**What this task involves:** Down to the final line, print each entry exactly.

(Beginning of Data for this task)

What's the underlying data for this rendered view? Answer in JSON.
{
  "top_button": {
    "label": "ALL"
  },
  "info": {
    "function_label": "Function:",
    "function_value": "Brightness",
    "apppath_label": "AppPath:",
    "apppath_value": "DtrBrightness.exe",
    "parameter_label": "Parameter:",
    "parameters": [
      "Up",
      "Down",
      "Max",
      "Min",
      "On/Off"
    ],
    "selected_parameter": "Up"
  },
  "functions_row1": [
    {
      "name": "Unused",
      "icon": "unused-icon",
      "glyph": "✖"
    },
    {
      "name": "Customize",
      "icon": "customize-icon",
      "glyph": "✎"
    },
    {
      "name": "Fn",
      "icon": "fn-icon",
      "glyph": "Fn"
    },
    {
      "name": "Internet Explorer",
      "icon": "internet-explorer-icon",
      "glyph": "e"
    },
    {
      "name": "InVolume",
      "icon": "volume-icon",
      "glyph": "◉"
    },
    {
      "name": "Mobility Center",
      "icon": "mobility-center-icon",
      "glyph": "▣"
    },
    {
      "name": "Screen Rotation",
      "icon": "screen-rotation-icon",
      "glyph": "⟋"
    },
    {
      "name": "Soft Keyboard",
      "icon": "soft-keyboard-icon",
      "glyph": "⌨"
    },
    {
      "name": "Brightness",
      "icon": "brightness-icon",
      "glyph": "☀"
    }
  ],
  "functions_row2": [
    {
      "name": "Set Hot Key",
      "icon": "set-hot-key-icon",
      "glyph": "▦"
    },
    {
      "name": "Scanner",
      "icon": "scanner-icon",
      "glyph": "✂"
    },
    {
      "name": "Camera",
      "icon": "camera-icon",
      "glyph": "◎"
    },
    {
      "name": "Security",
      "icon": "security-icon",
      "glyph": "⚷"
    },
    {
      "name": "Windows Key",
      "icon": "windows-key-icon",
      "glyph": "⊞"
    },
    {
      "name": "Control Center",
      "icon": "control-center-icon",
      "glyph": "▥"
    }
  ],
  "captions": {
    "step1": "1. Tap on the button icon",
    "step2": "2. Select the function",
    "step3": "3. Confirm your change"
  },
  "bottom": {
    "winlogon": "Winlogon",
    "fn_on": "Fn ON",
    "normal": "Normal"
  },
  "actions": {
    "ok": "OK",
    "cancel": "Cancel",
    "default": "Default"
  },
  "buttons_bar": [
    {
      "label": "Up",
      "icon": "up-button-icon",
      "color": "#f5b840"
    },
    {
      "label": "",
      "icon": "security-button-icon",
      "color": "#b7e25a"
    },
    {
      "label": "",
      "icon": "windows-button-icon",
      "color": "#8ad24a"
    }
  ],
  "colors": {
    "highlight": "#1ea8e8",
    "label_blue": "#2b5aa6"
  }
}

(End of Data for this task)

**Solution:**
What's the underlying data for this rendered view? Answer in JSON.
{
  "top_button": {
    "label": "ALL"
  },
  "info": {
    "function_label": "Function:",
    "function_value": "Brightness",
    "apppath_label": "AppPath:",
    "apppath_value": "DtrBrightness.exe",
    "parameter_label": "Parameter:",
    "parameters": [
      "Up",
      "Down",
      "Max",
      "Min",
      "On/Off"
    ],
    "selected_parameter": "Up"
  },
  "functions_row1": [
    {
      "name": "Unused",
      "icon": "unused-icon",
      "glyph": "✖"
    },
    {
      "name": "Customize",
      "icon": "customize-icon",
      "glyph": "✎"
    },
    {
      "name": "Fn",
      "icon": "fn-icon",
      "glyph": "Fn"
    },
    {
      "name": "Internet Explorer",
      "icon": "internet-explorer-icon",
      "glyph": "e"
    },
    {
      "name": "InVolume",
      "icon": "volume-icon",
      "glyph": "◉"
    },
    {
      "name": "Mobility Center",
      "icon": "mobility-center-icon",
      "glyph": "▣"
    },
    {
      "name": "Screen Rotation",
      "icon": "screen-rotation-icon",
      "glyph": "⟋"
    },
    {
      "name": "Soft Keyboard",
      "icon": "soft-keyboard-icon",
      "glyph": "⌨"
    },
    {
      "name": "Brightness",
      "icon": "brightness-icon",
      "glyph": "☀"
    }
  ],
  "functions_row2": [
    {
      "name": "Set Hot Key",
      "icon": "set-hot-key-icon",
      "glyph": "▦"
    },
    {
      "name": "Scanner",
      "icon": "scanner-icon",
      "glyph": "✂"
    },
    {
      "name": "Camera",
      "icon": "camera-icon",
      "glyph": "◎"
    },
    {
      "name": "Security",
      "icon": "security-icon",
      "glyph": "⚷"
    },
    {
      "name": "Windows Key",
      "icon": "windows-key-icon",
      "glyph": "⊞"
    },
    {
      "name": "Control Center",
      "icon": "control-center-icon",
      "glyph": "▥"
    }
  ],
  "captions": {
    "step1": "1. Tap on the button icon",
    "step2": "2. Select the function",
    "step3": "3. Confirm your change"
  },
  "bottom": {
    "winlogon": "Winlogon",
    "fn_on": "Fn ON",
    "normal": "Normal"
  },
  "actions": {
    "ok": "OK",
    "cancel": "Cancel",
    "default": "Default"
  },
  "buttons_bar": [
    {
      "label": "Up",
      "icon": "up-button-icon",
      "color": "#f5b840"
    },
    {
      "label": "",
      "icon": "security-button-icon",
      "color": "#b7e25a"
    },
    {
      "label": "",
      "icon": "windows-button-icon",
      "color": "#8ad24a"
    }
  ],
  "colors": {
    "highlight": "#1ea8e8",
    "label_blue": "#2b5aa6"
  }
}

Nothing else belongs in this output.